Since
beginning this site, I have had contact with a few professional
educators who express skepticism over these ideas and concern about the
message conveyed to parents. I've accumulated some comments here that
address these concerns.

This
site originated as a help for homeschool families struggling in the
area of math motivation in teaching their children. Many have used
sound curriculum but have struggled to help their children learn, or
have wanted their children to come away with more of a positive
experience in math than they themselves did.

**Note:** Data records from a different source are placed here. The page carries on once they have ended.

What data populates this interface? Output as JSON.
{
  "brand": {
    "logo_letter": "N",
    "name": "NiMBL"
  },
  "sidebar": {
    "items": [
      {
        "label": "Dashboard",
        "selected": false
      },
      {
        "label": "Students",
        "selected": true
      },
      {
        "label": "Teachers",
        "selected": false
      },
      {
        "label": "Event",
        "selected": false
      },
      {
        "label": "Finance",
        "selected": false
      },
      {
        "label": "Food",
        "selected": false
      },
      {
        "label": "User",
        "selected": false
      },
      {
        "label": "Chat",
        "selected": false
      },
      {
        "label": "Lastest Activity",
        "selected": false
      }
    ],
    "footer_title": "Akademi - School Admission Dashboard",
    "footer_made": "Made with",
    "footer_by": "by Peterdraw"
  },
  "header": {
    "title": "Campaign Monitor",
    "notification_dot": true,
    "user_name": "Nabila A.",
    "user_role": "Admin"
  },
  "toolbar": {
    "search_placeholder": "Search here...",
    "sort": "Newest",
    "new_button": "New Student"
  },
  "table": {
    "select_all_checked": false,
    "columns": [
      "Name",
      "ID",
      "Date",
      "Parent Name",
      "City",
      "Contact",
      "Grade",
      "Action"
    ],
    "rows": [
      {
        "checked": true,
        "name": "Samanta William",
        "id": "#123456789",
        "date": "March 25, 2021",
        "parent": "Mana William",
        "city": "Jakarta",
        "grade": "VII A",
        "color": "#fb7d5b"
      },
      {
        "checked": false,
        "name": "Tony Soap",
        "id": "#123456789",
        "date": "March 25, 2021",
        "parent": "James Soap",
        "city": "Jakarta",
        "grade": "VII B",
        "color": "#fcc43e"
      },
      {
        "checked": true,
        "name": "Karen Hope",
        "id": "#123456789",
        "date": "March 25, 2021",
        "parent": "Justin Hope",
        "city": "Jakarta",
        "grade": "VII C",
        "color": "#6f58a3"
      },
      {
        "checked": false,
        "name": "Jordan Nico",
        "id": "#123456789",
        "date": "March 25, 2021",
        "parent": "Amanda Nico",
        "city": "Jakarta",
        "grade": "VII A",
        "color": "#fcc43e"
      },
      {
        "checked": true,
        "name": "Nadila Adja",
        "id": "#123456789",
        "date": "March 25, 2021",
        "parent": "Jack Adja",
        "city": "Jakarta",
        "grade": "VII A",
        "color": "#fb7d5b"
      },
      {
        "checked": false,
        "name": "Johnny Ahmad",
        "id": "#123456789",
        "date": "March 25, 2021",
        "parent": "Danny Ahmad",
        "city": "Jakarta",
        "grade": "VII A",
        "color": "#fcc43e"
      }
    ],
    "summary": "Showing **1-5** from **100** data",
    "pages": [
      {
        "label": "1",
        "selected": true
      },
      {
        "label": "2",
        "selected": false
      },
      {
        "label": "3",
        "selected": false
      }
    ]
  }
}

I
do not focus on curriculum because there are oodles of curriculum sites
out there. At some point I may accumulate years of curriculum comments
from homeschool parents into a page here, but that is a tricky
business, because I feel curriculum success is less a factor of what is
used, and more related to how it is used. Curriculum switching is a
commonly attempted strategy for math learning problems, and sometimes
works, but often provides only a temporary relief.

So
the focus here has been on ways to enrich the math environment in ways
to facilitate easier learning and accomodate many different learning
styles in ways that cannot be as easily accomplished in a classroom.
Many of these ideas can be used by parents with children in school, my
own children have participated in classroom settings at various times,
and I use these same methods to supplement their more traditional
instruction on their class days.

Much discussion occurs on the LivingMathForum list
that relates to how to weave living math materials, methods and ideas
with curriculum, and vice versa for families that have used
unschooling, Waldorf or other methods that are heavily activity based
and not curriculum dependent. This discussion provides balance and
perspective.

One
more interesting observation made by a member of the list is that many
"mathy" people weave math into their daily lives and the lives of their
children very naturally, almost without thinking about it. This is an
area that many parent educators struggle with, particularly as the
majority are women who learned math traditionally, and know no other
way to see or teach math. Knowing how to "talk math" naturally is not
something easily taught or explained. Math oriented people often do not see how difficult this is, and can intimidate
non-math oriented individuals with the ease they experience.

Much
of the information here is geared toward helping parents become more
comfortable with math themselves, to self educate just as they would
brush up on English grammar or American History if they are teaching
their children these subjects, without feeling intimidated over having
to brush up on mathematics terms and ideas that may never have been
learned well to begin with.

I
hope that helps clarify the purpose of this site, and provide a basis
or perspective from which much of the information provided here is
coming from.

Julie Brennan

November, 2005